What U.S. Foreign Aid Does for Education
The money the United States gives out in foreign aid is usually focused in areas of direct impact, such as food to famine-stricken countries or in disaster relief efforts. Some of the lesser-known impacts are in the field of education. In particular, scholarships in foreign aid have allowed students to attend universities throughout the United States which provide more opportunities than would schools in their home countries.
This form of foreign aid is, however, not unique in the Western world. In fact, just as the United States lags behind in the overall standings for foreign aid, it falls behind its Western allies in funding for foreign scholarships as well. France leads all nations in foreign scholarship aid with 18% ($1.36 billion) of its foreign aid going to education, with Germany ranking second, at 13% ($1.05 billion), according to University World News. The U.S., on the other hand, only gives about 3.5% ($805 million) of its own foreign aid to scholarships.
U.S. foreign aid is directed to a number of other areas, but the one area that outshines all others is foreign military assistance. As it stands, roughly 38% ($14 billion) of the U.S. foreign aid budget goes to foreign military assistance. Comparing this to the budget given to foreign scholarships shows where the aims of U.S. foreign policy lie, as they push their military agendas overseas.
The military agenda of the United States looks toward the promotion of friendly democracies in places that the United States does not currently have allies. This can be seen in the United States invasions of Afghanistan and Iraq, as well as support given to rebels in Syria and Libya. In hopes of achieving these goals, the United States pumps dollars towards friendly foreign militaries in hopes that they will create functioning democracies, with informed and supportive citizens.
In a recent Seattle Times Article, columnist Thomas L. Friedman took aim at this disparity by comparing the figures of foreign military aid for Egypt ($1.3 billion) and foreign scholarships for Jordan ($13.5 million). Friedman wrote that, “merit-based college scholarship program promote(s) tolerance, gender and social equality and critical thinking.”
These qualities of ideal democratic citizens that the United States is hoping to instill in foreigners would be much better fostered through foreign education aid, according to the first-hand observer, Friedman. While Egypt remained in a state of flux during 2013, Jordan has dedicated itself to working towards a state of democracy.
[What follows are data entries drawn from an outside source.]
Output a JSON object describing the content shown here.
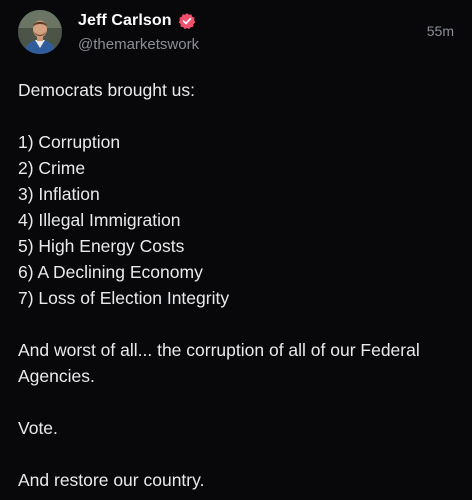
{
  "author": {
    "display_name": "Jeff Carlson",
    "handle": "@themarketswork",
    "verified_badge_color": "#f0506e",
    "avatar_icon": "profile-photo"
  },
  "post": {
    "timestamp": "55m",
    "intro": "Democrats brought us:",
    "list": [
      "1) Corruption",
      "2) Crime",
      "3) Inflation",
      "4) Illegal Immigration",
      "5) High Energy Costs",
      "6) A Declining Economy",
      "7) Loss of Election Integrity"
    ],
    "paragraph_1": "And worst of all... the corruption of all of our Federal Agencies.",
    "paragraph_2": "Vote.",
    "paragraph_3": "And restore our country."
  },
  "colors": {
    "background": "#08080b",
    "text": "#e9eaec",
    "secondary_text": "#8b8f96"
  }
}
The comparison put forward by Friedman is an informative one for a casual observer, as one can see the benefits that current education aid gives and the potential of what the United States could do.
– Eric Gustafsson
Sources: National Priorities Project, University World News, Seattle Times